-- Task item --
Which lines of the data below include the string "GameObject"? Return each of them.

*** The data Section Begins ***

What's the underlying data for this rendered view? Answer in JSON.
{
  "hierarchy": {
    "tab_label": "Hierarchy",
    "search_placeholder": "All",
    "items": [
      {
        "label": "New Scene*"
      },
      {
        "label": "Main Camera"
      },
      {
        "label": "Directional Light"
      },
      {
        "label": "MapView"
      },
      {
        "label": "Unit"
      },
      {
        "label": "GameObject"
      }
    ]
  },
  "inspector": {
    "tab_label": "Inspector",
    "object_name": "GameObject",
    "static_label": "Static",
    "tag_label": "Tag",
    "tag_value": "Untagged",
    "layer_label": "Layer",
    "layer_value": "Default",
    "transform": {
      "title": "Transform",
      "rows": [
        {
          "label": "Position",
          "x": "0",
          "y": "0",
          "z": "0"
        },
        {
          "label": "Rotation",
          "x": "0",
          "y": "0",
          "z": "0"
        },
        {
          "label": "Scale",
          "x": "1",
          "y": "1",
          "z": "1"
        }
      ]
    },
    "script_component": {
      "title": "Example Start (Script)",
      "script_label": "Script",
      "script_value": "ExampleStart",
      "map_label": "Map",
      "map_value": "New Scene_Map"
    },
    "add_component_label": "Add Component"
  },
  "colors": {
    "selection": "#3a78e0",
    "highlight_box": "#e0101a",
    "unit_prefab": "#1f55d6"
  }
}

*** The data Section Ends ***

-- Solution for this exercise --
        "label": "GameObject"
    "object_name": "GameObject",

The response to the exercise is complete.